• [Excerpts from an interface dataset]:
==================================================
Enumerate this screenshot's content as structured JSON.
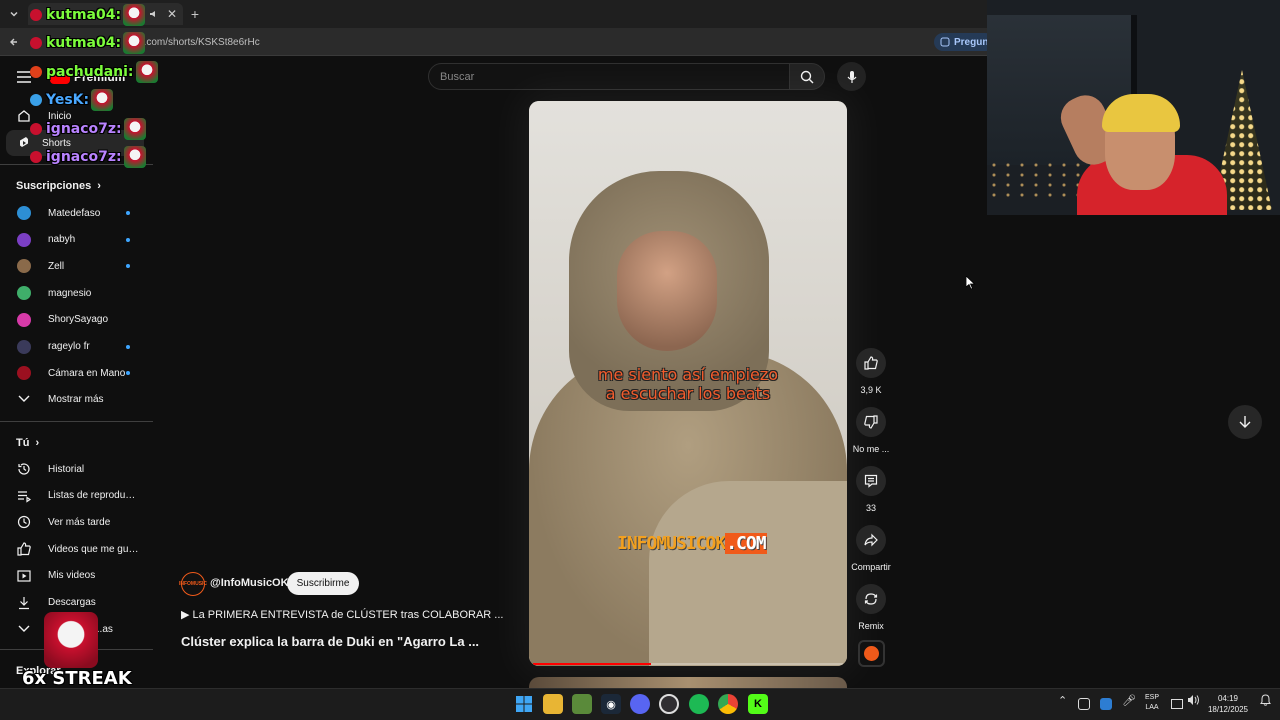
{
  "browser": {
    "tab_title": "",
    "url": "...com/shorts/KSKSt8e6rHc",
    "gemini_label": "Preguntar"
  },
  "youtube": {
    "premium_label": "Premium",
    "nav": {
      "inicio": "Inicio",
      "shorts": "Shorts"
    },
    "subscriptions_title": "Suscripciones",
    "subscriptions": [
      {
        "name": "Matedefaso",
        "color": "#2d8fd5",
        "dot": true
      },
      {
        "name": "nabyh",
        "color": "#7b3fc4",
        "dot": true
      },
      {
        "name": "Zell",
        "color": "#8a6a4a",
        "dot": true
      },
      {
        "name": "magnesio",
        "color": "#3fae6a",
        "dot": false
      },
      {
        "name": "ShorySayago",
        "color": "#d63aa8",
        "dot": false
      },
      {
        "name": "rageylo fr",
        "color": "#3a3a5a",
        "dot": true
      },
      {
        "name": "Cámara en Mano",
        "color": "#9b1020",
        "dot": true
      }
    ],
    "show_more": "Mostrar más",
    "you_title": "Tú",
    "you_items": [
      {
        "label": "Historial",
        "icon": "history-icon"
      },
      {
        "label": "Listas de reproducc...",
        "icon": "playlist-icon"
      },
      {
        "label": "Ver más tarde",
        "icon": "clock-icon"
      },
      {
        "label": "Videos que me gus...",
        "icon": "thumb-up-icon"
      },
      {
        "label": "Mis videos",
        "icon": "play-box-icon"
      },
      {
        "label": "Descargas",
        "icon": "download-icon"
      }
    ],
    "you_more_partial": "...as",
    "explore_title": "Explorar",
    "search_placeholder": "Buscar",
    "short": {
      "caption_line1": "me siento así empiezo",
      "caption_line2": "a escuchar los beats",
      "watermark_main": "INFOMUSICOK",
      "watermark_tld": ".COM",
      "progress": 0.38,
      "channel_handle": "@InfoMusicOK",
      "channel_avatar_text": "INFOMUSIC",
      "subscribe_label": "Suscribirme",
      "playlist_text": "▶  La PRIMERA ENTREVISTA de CLÚSTER tras COLABORAR ...",
      "title": "Clúster explica la barra de Duki en \"Agarro La ..."
    },
    "actions": {
      "likes": "3,9 K",
      "dislike_label": "No me ...",
      "comments": "33",
      "share_label": "Compartir",
      "remix_label": "Remix"
    }
  },
  "stream_overlay": {
    "chat": [
      {
        "user": "kutma04:",
        "color": "#7cfc3c",
        "badge": "#c8102e"
      },
      {
        "user": "kutma04:",
        "color": "#7cfc3c",
        "badge": "#c8102e"
      },
      {
        "user": "pachudani:",
        "color": "#7cfc3c",
        "badge": "#e0401a"
      },
      {
        "user": "YesK:",
        "color": "#4aa8ff",
        "badge": "#3aa0e8"
      },
      {
        "user": "ignaco7z:",
        "color": "#b983ff",
        "badge": "#c8102e"
      },
      {
        "user": "ignaco7z:",
        "color": "#b983ff",
        "badge": "#c8102e"
      }
    ],
    "streak": "6x STREAK"
  },
  "taskbar": {
    "lang_line1": "ESP",
    "lang_line2": "LAA",
    "time": "04:19",
    "date": "18/12/2025",
    "apps": [
      "windows-start-icon",
      "file-explorer-icon",
      "minecraft-icon",
      "steam-icon",
      "discord-icon",
      "obs-icon",
      "spotify-icon",
      "chrome-icon",
      "kick-icon"
    ]
  },
  "colors": {
    "youtube_bg": "#0f0f0f",
    "accent_red": "#ff0000",
    "link_blue": "#3ea6ff"
  }
}
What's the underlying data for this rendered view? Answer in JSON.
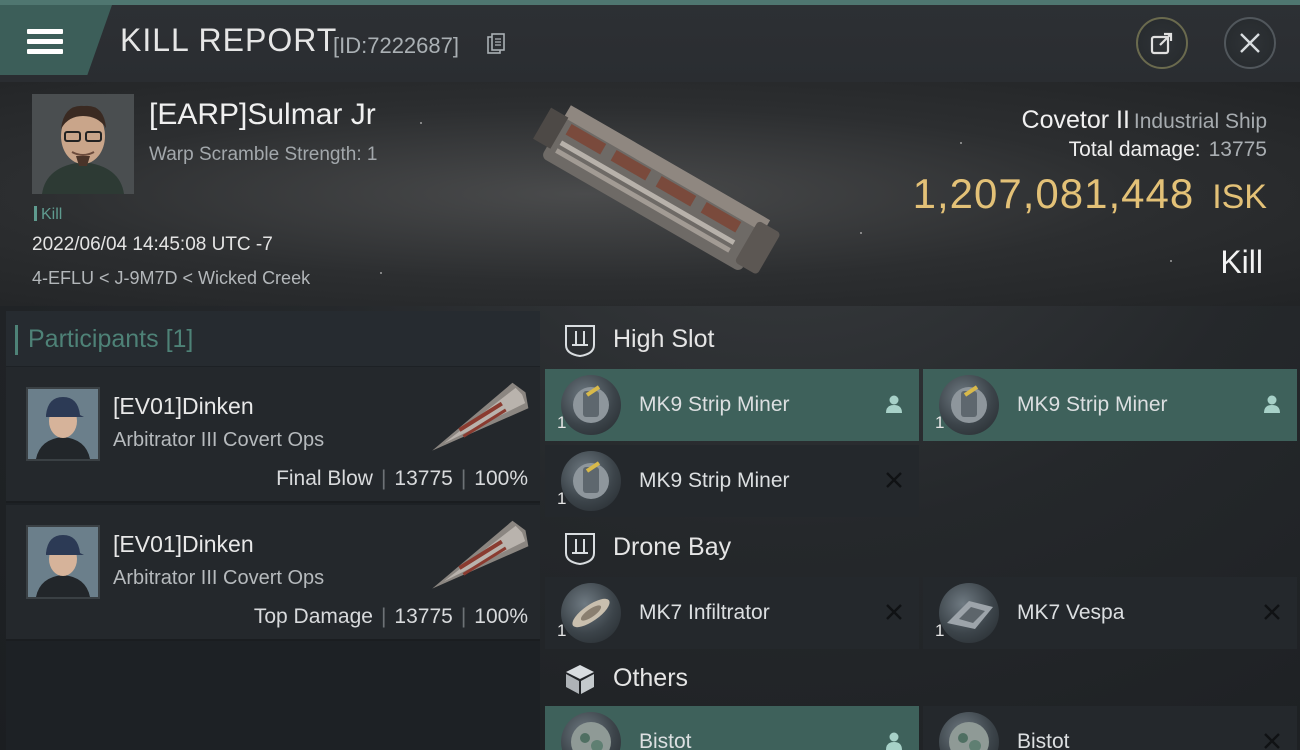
{
  "header": {
    "title": "KILL REPORT",
    "report_id": "[ID:7222687]",
    "accent_color": "#4f7670"
  },
  "victim": {
    "name": "[EARP]Sulmar Jr",
    "warp_scramble": "Warp Scramble Strength: 1",
    "kill_tag": "Kill",
    "datetime": "2022/06/04 14:45:08 UTC -7",
    "location": "4-EFLU < J-9M7D < Wicked Creek",
    "ship_name": "Covetor II",
    "ship_class": "Industrial Ship",
    "total_damage_label": "Total damage:",
    "total_damage": "13775",
    "isk_value": "1,207,081,448",
    "isk_unit": "ISK",
    "isk_color": "#e3c177",
    "result": "Kill"
  },
  "participants": {
    "title": "Participants",
    "count": "[1]",
    "rows": [
      {
        "name": "[EV01]Dinken",
        "ship": "Arbitrator III Covert Ops",
        "role": "Final Blow",
        "damage": "13775",
        "percent": "100%"
      },
      {
        "name": "[EV01]Dinken",
        "ship": "Arbitrator III Covert Ops",
        "role": "Top Damage",
        "damage": "13775",
        "percent": "100%"
      }
    ]
  },
  "fitting": {
    "high_slot": {
      "title": "High Slot",
      "items": [
        {
          "name": "MK9 Strip Miner",
          "qty": "1",
          "status": "person-icon",
          "active": true
        },
        {
          "name": "MK9 Strip Miner",
          "qty": "1",
          "status": "person-icon",
          "active": true
        },
        {
          "name": "MK9 Strip Miner",
          "qty": "1",
          "status": "cross-icon",
          "active": false
        }
      ]
    },
    "drone_bay": {
      "title": "Drone Bay",
      "items": [
        {
          "name": "MK7  Infiltrator",
          "qty": "1",
          "status": "cross-icon",
          "active": false
        },
        {
          "name": "MK7  Vespa",
          "qty": "1",
          "status": "cross-icon",
          "active": false
        }
      ]
    },
    "others": {
      "title": "Others",
      "items": [
        {
          "name": "Bistot",
          "qty": "",
          "status": "person-icon",
          "active": true
        },
        {
          "name": "Bistot",
          "qty": "",
          "status": "cross-icon",
          "active": false
        }
      ]
    }
  }
}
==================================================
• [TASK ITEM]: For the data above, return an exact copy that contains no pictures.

• [ANSWER TO THE EXERCISE]:
Enumerate this screenshot's content as structured JSON.
{
  "browser": {
    "tab_title": "",
    "url": "...com/shorts/KSKSt8e6rHc",
    "gemini_label": "Preguntar"
  },
  "youtube": {
    "premium_label": "Premium",
    "nav": {
      "inicio": "Inicio",
      "shorts": "Shorts"
    },
    "subscriptions_title": "Suscripciones",
    "subscriptions": [
      {
        "name": "Matedefaso",
        "color": "#2d8fd5",
        "dot": true
      },
      {
        "name": "nabyh",
        "color": "#7b3fc4",
        "dot": true
      },
      {
        "name": "Zell",
        "color": "#8a6a4a",
        "dot": true
      },
      {
        "name": "magnesio",
        "color": "#3fae6a",
        "dot": false
      },
      {
        "name": "ShorySayago",
        "color": "#d63aa8",
        "dot": false
      },
      {
        "name": "rageylo fr",
        "color": "#3a3a5a",
        "dot": true
      },
      {
        "name": "Cámara en Mano",
        "color": "#9b1020",
        "dot": true
      }
    ],
    "show_more": "Mostrar más",
    "you_title": "Tú",
    "you_items": [
      {
        "label": "Historial",
        "icon": "history-icon"
      },
      {
        "label": "Listas de reproducc...",
        "icon": "playlist-icon"
      },
      {
        "label": "Ver más tarde",
        "icon": "clock-icon"
      },
      {
        "label": "Videos que me gus...",
        "icon": "thumb-up-icon"
      },
      {
        "label": "Mis videos",
        "icon": "play-box-icon"
      },
      {
        "label": "Descargas",
        "icon": "download-icon"
      }
    ],
    "you_more_partial": "...as",
    "explore_title": "Explorar",
    "search_placeholder": "Buscar",
    "short": {
      "caption_line1": "me siento así empiezo",
      "caption_line2": "a escuchar los beats",
      "watermark_main": "INFOMUSICOK",
      "watermark_tld": ".COM",
      "progress": 0.38,
      "channel_handle": "@InfoMusicOK",
      "channel_avatar_text": "INFOMUSIC",
      "subscribe_label": "Suscribirme",
      "playlist_text": "▶  La PRIMERA ENTREVISTA de CLÚSTER tras COLABORAR ...",
      "title": "Clúster explica la barra de Duki en \"Agarro La ..."
    },
    "actions": {
      "likes": "3,9 K",
      "dislike_label": "No me ...",
      "comments": "33",
      "share_label": "Compartir",
      "remix_label": "Remix"
    }
  },
  "stream_overlay": {
    "chat": [
      {
        "user": "kutma04:",
        "color": "#7cfc3c",
        "badge": "#c8102e"
      },
      {
        "user": "kutma04:",
        "color": "#7cfc3c",
        "badge": "#c8102e"
      },
      {
        "user": "pachudani:",
        "color": "#7cfc3c",
        "badge": "#e0401a"
      },
      {
        "user": "YesK:",
        "color": "#4aa8ff",
        "badge": "#3aa0e8"
      },
      {
        "user": "ignaco7z:",
        "color": "#b983ff",
        "badge": "#c8102e"
      },
      {
        "user": "ignaco7z:",
        "color": "#b983ff",
        "badge": "#c8102e"
      }
    ],
    "streak": "6x STREAK"
  },
  "taskbar": {
    "lang_line1": "ESP",
    "lang_line2": "LAA",
    "time": "04:19",
    "date": "18/12/2025",
    "apps": [
      "windows-start-icon",
      "file-explorer-icon",
      "minecraft-icon",
      "steam-icon",
      "discord-icon",
      "obs-icon",
      "spotify-icon",
      "chrome-icon",
      "kick-icon"
    ]
  },
  "colors": {
    "youtube_bg": "#0f0f0f",
    "accent_red": "#ff0000",
    "link_blue": "#3ea6ff"
  }
}
What's the underlying data for this rendered view? Answer in JSON.
{
  "header": {
    "title": "KILL REPORT",
    "report_id": "[ID:7222687]",
    "accent_color": "#4f7670"
  },
  "victim": {
    "name": "[EARP]Sulmar Jr",
    "warp_scramble": "Warp Scramble Strength: 1",
    "kill_tag": "Kill",
    "datetime": "2022/06/04 14:45:08 UTC -7",
    "location": "4-EFLU < J-9M7D < Wicked Creek",
    "ship_name": "Covetor II",
    "ship_class": "Industrial Ship",
    "total_damage_label": "Total damage:",
    "total_damage": "13775",
    "isk_value": "1,207,081,448",
    "isk_unit": "ISK",
    "isk_color": "#e3c177",
    "result": "Kill"
  },
  "participants": {
    "title": "Participants",
    "count": "[1]",
    "rows": [
      {
        "name": "[EV01]Dinken",
        "ship": "Arbitrator III Covert Ops",
        "role": "Final Blow",
        "damage": "13775",
        "percent": "100%"
      },
      {
        "name": "[EV01]Dinken",
        "ship": "Arbitrator III Covert Ops",
        "role": "Top Damage",
        "damage": "13775",
        "percent": "100%"
      }
    ]
  },
  "fitting": {
    "high_slot": {
      "title": "High Slot",
      "items": [
        {
          "name": "MK9 Strip Miner",
          "qty": "1",
          "status": "person-icon",
          "active": true
        },
        {
          "name": "MK9 Strip Miner",
          "qty": "1",
          "status": "person-icon",
          "active": true
        },
        {
          "name": "MK9 Strip Miner",
          "qty": "1",
          "status": "cross-icon",
          "active": false
        }
      ]
    },
    "drone_bay": {
      "title": "Drone Bay",
      "items": [
        {
          "name": "MK7  Infiltrator",
          "qty": "1",
          "status": "cross-icon",
          "active": false
        },
        {
          "name": "MK7  Vespa",
          "qty": "1",
          "status": "cross-icon",
          "active": false
        }
      ]
    },
    "others": {
      "title": "Others",
      "items": [
        {
          "name": "Bistot",
          "qty": "",
          "status": "person-icon",
          "active": true
        },
        {
          "name": "Bistot",
          "qty": "",
          "status": "cross-icon",
          "active": false
        }
      ]
    }
  }
}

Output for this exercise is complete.